Hazen doesn’t pull any punches. He asks some hard questions as well as Ben arrives in India to racism while many more ethical dilemmas the Jewish War-hero begins to consider with a heavy heart:
“The doctor turned to them and smiled.
“‘They are people, just people. Their problem is that the only function society gives them is for them to die, preferably out of sight and mind. Unfortunately, there is not much happiness in this endeavor. I shall tell them that you were asking. It will please them that someone inquired about them in this manner.’
“Ben looked in his face for irony, to see if the doctor was mocking him and his question. There was no irony, only sincerity. He truly felt they would appreciate the inquiry” (p 185).
And it is with this new found sympathy and empathy which causes Ben to feel for the plight of the Indian laborers as he begins to investigate strange deaths related to accidents involving Langdan Textiles, the company he works for.
“The telegram was terse. I later learned that Ben could only send a maximum of seven words. It read: Arrested for murder. Innocent. Framed. Help. Ben.
“I read and re-read the seven words over dozens of times, trying to distill any further meaning out of the meager message, but nothing was forthcoming. All I knew was that he was arrested for murder. Whom was he accused of murdering? He said he was innocent, of this I had absolutely no doubt. Why did they believe he did it? He was framed. Who was framing him and why? He asked for my help. What can I do? Should I rush to India to be with him? How could I rush to India with a young baby to take care of? Is there anything I can do from here?” (p 219)

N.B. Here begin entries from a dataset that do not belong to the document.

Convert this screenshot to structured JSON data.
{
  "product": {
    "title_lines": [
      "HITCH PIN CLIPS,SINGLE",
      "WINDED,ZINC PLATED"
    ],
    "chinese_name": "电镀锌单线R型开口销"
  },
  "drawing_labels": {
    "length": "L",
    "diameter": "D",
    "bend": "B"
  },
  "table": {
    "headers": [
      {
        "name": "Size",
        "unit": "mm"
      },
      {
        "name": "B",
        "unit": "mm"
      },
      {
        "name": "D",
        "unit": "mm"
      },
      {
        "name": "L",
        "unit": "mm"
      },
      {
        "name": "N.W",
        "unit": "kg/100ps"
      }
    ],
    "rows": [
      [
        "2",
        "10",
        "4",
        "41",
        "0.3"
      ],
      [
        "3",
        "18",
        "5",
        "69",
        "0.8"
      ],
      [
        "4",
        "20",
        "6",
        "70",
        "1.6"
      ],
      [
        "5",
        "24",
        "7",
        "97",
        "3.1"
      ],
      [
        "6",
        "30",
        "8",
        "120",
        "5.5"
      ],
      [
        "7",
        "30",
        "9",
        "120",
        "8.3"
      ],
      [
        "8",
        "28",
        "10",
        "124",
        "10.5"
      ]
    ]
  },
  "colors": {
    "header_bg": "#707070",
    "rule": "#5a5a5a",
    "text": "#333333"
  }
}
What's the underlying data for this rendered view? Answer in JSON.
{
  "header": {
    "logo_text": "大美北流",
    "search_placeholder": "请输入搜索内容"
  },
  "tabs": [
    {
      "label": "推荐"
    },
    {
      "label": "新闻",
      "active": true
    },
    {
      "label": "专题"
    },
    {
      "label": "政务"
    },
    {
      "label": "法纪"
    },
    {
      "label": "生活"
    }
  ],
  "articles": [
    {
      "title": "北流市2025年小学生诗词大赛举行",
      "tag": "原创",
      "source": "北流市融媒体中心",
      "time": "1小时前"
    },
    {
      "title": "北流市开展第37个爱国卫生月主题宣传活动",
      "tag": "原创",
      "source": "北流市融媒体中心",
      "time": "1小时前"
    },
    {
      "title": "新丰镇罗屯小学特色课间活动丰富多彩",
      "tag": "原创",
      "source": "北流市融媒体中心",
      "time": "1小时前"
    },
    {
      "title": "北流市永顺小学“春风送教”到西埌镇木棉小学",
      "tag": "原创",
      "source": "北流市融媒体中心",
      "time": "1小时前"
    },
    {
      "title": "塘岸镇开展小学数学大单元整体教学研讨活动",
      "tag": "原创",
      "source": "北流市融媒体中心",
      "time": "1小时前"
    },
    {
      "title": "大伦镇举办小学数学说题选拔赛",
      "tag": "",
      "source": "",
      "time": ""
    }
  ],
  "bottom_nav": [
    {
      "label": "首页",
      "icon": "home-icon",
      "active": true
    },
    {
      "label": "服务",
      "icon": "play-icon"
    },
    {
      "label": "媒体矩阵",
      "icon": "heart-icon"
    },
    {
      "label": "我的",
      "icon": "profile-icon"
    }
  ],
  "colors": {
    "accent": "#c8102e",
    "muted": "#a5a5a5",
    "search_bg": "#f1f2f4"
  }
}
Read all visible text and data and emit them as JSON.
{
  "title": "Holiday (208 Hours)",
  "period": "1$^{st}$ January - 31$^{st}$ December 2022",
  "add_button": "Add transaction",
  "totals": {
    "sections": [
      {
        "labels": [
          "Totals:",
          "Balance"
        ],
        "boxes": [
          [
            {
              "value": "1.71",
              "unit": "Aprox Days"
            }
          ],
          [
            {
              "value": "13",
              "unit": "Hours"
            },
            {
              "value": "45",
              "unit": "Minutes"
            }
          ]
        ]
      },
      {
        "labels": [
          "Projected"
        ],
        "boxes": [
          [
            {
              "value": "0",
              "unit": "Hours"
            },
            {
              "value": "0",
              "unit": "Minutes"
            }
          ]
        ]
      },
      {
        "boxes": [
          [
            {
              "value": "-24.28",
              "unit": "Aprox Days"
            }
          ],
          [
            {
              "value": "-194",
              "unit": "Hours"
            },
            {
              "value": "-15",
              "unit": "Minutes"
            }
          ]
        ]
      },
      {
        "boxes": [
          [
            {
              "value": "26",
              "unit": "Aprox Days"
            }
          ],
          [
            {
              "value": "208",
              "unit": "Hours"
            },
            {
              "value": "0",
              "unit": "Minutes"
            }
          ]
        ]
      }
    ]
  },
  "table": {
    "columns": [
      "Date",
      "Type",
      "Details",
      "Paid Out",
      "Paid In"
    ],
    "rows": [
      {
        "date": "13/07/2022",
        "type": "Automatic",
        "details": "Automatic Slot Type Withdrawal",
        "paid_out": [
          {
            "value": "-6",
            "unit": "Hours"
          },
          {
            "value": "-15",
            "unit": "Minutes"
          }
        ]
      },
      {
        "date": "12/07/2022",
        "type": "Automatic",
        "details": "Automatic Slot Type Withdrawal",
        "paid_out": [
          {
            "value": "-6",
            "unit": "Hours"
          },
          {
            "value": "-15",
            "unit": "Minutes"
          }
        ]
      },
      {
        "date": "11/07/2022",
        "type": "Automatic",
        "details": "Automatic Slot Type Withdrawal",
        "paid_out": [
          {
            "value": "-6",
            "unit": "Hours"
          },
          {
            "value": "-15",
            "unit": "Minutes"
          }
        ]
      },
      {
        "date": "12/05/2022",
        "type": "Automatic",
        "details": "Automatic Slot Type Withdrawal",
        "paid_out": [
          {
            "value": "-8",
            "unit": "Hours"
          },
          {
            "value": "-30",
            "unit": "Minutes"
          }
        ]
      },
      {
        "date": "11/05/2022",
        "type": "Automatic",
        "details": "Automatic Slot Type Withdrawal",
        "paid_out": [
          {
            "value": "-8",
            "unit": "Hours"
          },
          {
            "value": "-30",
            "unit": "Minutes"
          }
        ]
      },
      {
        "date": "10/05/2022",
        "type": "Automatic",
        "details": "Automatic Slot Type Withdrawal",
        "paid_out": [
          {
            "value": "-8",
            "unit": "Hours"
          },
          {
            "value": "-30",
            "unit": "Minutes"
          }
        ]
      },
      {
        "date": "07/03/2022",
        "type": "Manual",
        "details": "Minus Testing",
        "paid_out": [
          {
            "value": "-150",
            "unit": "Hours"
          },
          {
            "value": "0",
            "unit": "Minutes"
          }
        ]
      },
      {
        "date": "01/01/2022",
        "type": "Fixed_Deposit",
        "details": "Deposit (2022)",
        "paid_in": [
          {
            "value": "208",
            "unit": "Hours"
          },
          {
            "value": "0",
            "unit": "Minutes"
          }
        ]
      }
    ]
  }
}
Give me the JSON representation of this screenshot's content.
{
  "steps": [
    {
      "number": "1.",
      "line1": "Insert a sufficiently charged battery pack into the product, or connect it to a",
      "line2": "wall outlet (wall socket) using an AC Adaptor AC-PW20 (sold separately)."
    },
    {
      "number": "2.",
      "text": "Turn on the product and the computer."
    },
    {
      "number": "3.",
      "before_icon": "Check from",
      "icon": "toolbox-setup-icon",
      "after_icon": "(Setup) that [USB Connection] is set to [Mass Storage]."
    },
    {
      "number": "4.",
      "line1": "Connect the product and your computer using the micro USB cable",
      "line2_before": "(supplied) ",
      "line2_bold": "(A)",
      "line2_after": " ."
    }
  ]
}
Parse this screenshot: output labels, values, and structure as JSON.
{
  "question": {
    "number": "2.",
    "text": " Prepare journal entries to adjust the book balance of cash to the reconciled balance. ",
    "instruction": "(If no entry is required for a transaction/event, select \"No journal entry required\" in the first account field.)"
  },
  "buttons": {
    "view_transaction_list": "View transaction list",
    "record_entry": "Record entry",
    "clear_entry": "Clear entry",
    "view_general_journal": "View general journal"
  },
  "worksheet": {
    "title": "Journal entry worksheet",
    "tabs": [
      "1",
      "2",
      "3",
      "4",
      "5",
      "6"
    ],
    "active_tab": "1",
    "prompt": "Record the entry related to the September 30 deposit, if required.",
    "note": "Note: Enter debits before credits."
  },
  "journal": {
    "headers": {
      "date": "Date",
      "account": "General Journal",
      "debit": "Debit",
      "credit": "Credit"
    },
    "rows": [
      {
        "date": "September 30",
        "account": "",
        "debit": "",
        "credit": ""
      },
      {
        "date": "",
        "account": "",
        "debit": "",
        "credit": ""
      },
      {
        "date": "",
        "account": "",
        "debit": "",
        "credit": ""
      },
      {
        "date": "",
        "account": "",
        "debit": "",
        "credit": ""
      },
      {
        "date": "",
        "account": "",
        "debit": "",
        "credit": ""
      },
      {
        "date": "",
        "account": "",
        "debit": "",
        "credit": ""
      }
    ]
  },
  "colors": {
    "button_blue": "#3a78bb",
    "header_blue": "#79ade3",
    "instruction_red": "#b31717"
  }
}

And so the adventure to free the American son from the Indian prison begins, and the reader will never see what’s coming next.
Keep reading and smiling…